START Input data
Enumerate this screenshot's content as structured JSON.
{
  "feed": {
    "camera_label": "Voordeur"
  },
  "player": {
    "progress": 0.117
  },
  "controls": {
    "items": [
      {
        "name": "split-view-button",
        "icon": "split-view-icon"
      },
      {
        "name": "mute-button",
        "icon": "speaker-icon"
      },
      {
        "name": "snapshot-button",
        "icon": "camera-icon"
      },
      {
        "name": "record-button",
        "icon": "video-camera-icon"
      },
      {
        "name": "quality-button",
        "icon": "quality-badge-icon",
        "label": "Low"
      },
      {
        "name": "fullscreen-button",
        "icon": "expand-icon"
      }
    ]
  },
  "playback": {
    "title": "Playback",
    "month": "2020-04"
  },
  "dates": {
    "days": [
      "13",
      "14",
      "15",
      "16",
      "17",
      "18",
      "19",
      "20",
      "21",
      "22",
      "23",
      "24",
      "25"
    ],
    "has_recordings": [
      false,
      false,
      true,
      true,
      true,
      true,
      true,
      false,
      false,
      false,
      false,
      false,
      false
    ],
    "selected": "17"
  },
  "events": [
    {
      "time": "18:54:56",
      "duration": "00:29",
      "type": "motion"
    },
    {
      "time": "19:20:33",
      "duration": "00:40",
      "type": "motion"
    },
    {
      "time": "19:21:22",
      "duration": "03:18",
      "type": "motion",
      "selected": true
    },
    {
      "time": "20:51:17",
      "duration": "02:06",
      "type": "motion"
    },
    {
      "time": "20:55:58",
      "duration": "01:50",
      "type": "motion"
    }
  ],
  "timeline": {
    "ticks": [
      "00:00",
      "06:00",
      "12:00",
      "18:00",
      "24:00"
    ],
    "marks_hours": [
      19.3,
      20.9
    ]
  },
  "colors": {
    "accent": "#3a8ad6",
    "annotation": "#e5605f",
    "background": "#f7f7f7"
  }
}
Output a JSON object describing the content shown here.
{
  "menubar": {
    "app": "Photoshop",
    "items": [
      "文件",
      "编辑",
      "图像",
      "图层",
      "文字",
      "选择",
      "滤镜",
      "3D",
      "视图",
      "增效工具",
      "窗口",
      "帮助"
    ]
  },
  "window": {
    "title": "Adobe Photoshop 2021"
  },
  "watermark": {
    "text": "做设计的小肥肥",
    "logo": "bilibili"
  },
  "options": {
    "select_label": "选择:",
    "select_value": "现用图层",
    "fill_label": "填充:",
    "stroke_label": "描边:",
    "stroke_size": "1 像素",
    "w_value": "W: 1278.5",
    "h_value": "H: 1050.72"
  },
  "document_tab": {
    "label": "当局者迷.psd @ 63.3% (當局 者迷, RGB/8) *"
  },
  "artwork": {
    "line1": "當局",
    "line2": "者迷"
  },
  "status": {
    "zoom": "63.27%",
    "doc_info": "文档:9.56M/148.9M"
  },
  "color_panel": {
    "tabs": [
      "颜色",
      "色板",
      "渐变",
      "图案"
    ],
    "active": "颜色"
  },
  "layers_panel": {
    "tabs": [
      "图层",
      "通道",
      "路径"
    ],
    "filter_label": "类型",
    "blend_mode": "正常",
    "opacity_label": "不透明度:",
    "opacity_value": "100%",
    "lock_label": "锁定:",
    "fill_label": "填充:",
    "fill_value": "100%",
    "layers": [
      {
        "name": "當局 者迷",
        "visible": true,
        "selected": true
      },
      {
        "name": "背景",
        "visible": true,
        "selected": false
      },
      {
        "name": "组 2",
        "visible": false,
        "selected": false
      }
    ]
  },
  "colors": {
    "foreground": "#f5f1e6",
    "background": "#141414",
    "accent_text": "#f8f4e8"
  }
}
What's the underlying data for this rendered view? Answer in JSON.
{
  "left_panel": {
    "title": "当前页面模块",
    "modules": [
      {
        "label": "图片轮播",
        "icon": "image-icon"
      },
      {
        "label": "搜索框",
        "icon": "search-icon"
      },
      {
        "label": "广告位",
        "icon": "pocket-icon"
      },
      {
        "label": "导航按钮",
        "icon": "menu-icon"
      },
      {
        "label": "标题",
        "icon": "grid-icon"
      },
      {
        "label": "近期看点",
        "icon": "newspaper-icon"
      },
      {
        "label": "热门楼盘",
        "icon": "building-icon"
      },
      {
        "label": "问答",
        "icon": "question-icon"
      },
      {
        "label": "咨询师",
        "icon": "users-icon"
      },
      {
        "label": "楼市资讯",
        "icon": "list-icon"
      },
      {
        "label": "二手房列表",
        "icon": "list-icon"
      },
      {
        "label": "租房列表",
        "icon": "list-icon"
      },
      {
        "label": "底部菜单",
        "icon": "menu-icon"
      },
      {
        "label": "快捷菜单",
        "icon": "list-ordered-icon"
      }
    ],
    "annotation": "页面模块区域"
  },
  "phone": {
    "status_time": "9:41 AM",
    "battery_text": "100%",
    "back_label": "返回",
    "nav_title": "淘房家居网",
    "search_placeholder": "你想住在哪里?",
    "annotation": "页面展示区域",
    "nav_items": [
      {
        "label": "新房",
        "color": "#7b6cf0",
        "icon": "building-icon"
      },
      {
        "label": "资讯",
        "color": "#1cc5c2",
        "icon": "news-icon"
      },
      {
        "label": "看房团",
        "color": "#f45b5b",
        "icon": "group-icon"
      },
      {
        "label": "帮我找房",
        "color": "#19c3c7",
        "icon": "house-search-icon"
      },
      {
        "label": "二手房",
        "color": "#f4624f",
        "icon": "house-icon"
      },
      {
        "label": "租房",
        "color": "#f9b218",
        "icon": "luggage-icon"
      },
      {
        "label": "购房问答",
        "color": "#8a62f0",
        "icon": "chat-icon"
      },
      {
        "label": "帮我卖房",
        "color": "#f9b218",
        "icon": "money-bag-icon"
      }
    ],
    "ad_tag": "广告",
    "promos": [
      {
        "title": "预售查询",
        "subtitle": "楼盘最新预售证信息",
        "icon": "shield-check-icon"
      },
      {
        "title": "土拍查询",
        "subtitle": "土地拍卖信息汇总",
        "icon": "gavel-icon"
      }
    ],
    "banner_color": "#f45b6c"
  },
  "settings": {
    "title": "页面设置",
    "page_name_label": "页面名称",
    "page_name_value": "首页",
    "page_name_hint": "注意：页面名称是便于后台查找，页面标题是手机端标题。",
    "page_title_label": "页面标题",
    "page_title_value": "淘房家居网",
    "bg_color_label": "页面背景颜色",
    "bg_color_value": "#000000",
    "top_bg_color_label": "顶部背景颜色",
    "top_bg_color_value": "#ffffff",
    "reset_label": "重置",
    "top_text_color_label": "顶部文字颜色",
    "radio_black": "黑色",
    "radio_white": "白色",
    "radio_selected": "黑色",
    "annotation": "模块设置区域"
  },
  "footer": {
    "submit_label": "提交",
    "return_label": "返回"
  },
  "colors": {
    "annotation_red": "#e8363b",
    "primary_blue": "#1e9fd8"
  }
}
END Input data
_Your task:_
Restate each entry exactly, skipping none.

_Output of the task:_
Enumerate this screenshot's content as structured JSON.
{
  "feed": {
    "camera_label": "Voordeur"
  },
  "player": {
    "progress": 0.117
  },
  "controls": {
    "items": [
      {
        "name": "split-view-button",
        "icon": "split-view-icon"
      },
      {
        "name": "mute-button",
        "icon": "speaker-icon"
      },
      {
        "name": "snapshot-button",
        "icon": "camera-icon"
      },
      {
        "name": "record-button",
        "icon": "video-camera-icon"
      },
      {
        "name": "quality-button",
        "icon": "quality-badge-icon",
        "label": "Low"
      },
      {
        "name": "fullscreen-button",
        "icon": "expand-icon"
      }
    ]
  },
  "playback": {
    "title": "Playback",
    "month": "2020-04"
  },
  "dates": {
    "days": [
      "13",
      "14",
      "15",
      "16",
      "17",
      "18",
      "19",
      "20",
      "21",
      "22",
      "23",
      "24",
      "25"
    ],
    "has_recordings": [
      false,
      false,
      true,
      true,
      true,
      true,
      true,
      false,
      false,
      false,
      false,
      false,
      false
    ],
    "selected": "17"
  },
  "events": [
    {
      "time": "18:54:56",
      "duration": "00:29",
      "type": "motion"
    },
    {
      "time": "19:20:33",
      "duration": "00:40",
      "type": "motion"
    },
    {
      "time": "19:21:22",
      "duration": "03:18",
      "type": "motion",
      "selected": true
    },
    {
      "time": "20:51:17",
      "duration": "02:06",
      "type": "motion"
    },
    {
      "time": "20:55:58",
      "duration": "01:50",
      "type": "motion"
    }
  ],
  "timeline": {
    "ticks": [
      "00:00",
      "06:00",
      "12:00",
      "18:00",
      "24:00"
    ],
    "marks_hours": [
      19.3,
      20.9
    ]
  },
  "colors": {
    "accent": "#3a8ad6",
    "annotation": "#e5605f",
    "background": "#f7f7f7"
  }
}
Output a JSON object describing the content shown here.
{
  "menubar": {
    "app": "Photoshop",
    "items": [
      "文件",
      "编辑",
      "图像",
      "图层",
      "文字",
      "选择",
      "滤镜",
      "3D",
      "视图",
      "增效工具",
      "窗口",
      "帮助"
    ]
  },
  "window": {
    "title": "Adobe Photoshop 2021"
  },
  "watermark": {
    "text": "做设计的小肥肥",
    "logo": "bilibili"
  },
  "options": {
    "select_label": "选择:",
    "select_value": "现用图层",
    "fill_label": "填充:",
    "stroke_label": "描边:",
    "stroke_size": "1 像素",
    "w_value": "W: 1278.5",
    "h_value": "H: 1050.72"
  },
  "document_tab": {
    "label": "当局者迷.psd @ 63.3% (當局 者迷, RGB/8) *"
  },
  "artwork": {
    "line1": "當局",
    "line2": "者迷"
  },
  "status": {
    "zoom": "63.27%",
    "doc_info": "文档:9.56M/148.9M"
  },
  "color_panel": {
    "tabs": [
      "颜色",
      "色板",
      "渐变",
      "图案"
    ],
    "active": "颜色"
  },
  "layers_panel": {
    "tabs": [
      "图层",
      "通道",
      "路径"
    ],
    "filter_label": "类型",
    "blend_mode": "正常",
    "opacity_label": "不透明度:",
    "opacity_value": "100%",
    "lock_label": "锁定:",
    "fill_label": "填充:",
    "fill_value": "100%",
    "layers": [
      {
        "name": "當局 者迷",
        "visible": true,
        "selected": true
      },
      {
        "name": "背景",
        "visible": true,
        "selected": false
      },
      {
        "name": "组 2",
        "visible": false,
        "selected": false
      }
    ]
  },
  "colors": {
    "foreground": "#f5f1e6",
    "background": "#141414",
    "accent_text": "#f8f4e8"
  }
}
What's the underlying data for this rendered view? Answer in JSON.
{
  "left_panel": {
    "title": "当前页面模块",
    "modules": [
      {
        "label": "图片轮播",
        "icon": "image-icon"
      },
      {
        "label": "搜索框",
        "icon": "search-icon"
      },
      {
        "label": "广告位",
        "icon": "pocket-icon"
      },
      {
        "label": "导航按钮",
        "icon": "menu-icon"
      },
      {
        "label": "标题",
        "icon": "grid-icon"
      },
      {
        "label": "近期看点",
        "icon": "newspaper-icon"
      },
      {
        "label": "热门楼盘",
        "icon": "building-icon"
      },
      {
        "label": "问答",
        "icon": "question-icon"
      },
      {
        "label": "咨询师",
        "icon": "users-icon"
      },
      {
        "label": "楼市资讯",
        "icon": "list-icon"
      },
      {
        "label": "二手房列表",
        "icon": "list-icon"
      },
      {
        "label": "租房列表",
        "icon": "list-icon"
      },
      {
        "label": "底部菜单",
        "icon": "menu-icon"
      },
      {
        "label": "快捷菜单",
        "icon": "list-ordered-icon"
      }
    ],
    "annotation": "页面模块区域"
  },
  "phone": {
    "status_time": "9:41 AM",
    "battery_text": "100%",
    "back_label": "返回",
    "nav_title": "淘房家居网",
    "search_placeholder": "你想住在哪里?",
    "annotation": "页面展示区域",
    "nav_items": [
      {
        "label": "新房",
        "color": "#7b6cf0",
        "icon": "building-icon"
      },
      {
        "label": "资讯",
        "color": "#1cc5c2",
        "icon": "news-icon"
      },
      {
        "label": "看房团",
        "color": "#f45b5b",
        "icon": "group-icon"
      },
      {
        "label": "帮我找房",
        "color": "#19c3c7",
        "icon": "house-search-icon"
      },
      {
        "label": "二手房",
        "color": "#f4624f",
        "icon": "house-icon"
      },
      {
        "label": "租房",
        "color": "#f9b218",
        "icon": "luggage-icon"
      },
      {
        "label": "购房问答",
        "color": "#8a62f0",
        "icon": "chat-icon"
      },
      {
        "label": "帮我卖房",
        "color": "#f9b218",
        "icon": "money-bag-icon"
      }
    ],
    "ad_tag": "广告",
    "promos": [
      {
        "title": "预售查询",
        "subtitle": "楼盘最新预售证信息",
        "icon": "shield-check-icon"
      },
      {
        "title": "土拍查询",
        "subtitle": "土地拍卖信息汇总",
        "icon": "gavel-icon"
      }
    ],
    "banner_color": "#f45b6c"
  },
  "settings": {
    "title": "页面设置",
    "page_name_label": "页面名称",
    "page_name_value": "首页",
    "page_name_hint": "注意：页面名称是便于后台查找，页面标题是手机端标题。",
    "page_title_label": "页面标题",
    "page_title_value": "淘房家居网",
    "bg_color_label": "页面背景颜色",
    "bg_color_value": "#000000",
    "top_bg_color_label": "顶部背景颜色",
    "top_bg_color_value": "#ffffff",
    "reset_label": "重置",
    "top_text_color_label": "顶部文字颜色",
    "radio_black": "黑色",
    "radio_white": "白色",
    "radio_selected": "黑色",
    "annotation": "模块设置区域"
  },
  "footer": {
    "submit_label": "提交",
    "return_label": "返回"
  },
  "colors": {
    "annotation_red": "#e8363b",
    "primary_blue": "#1e9fd8"
  }
}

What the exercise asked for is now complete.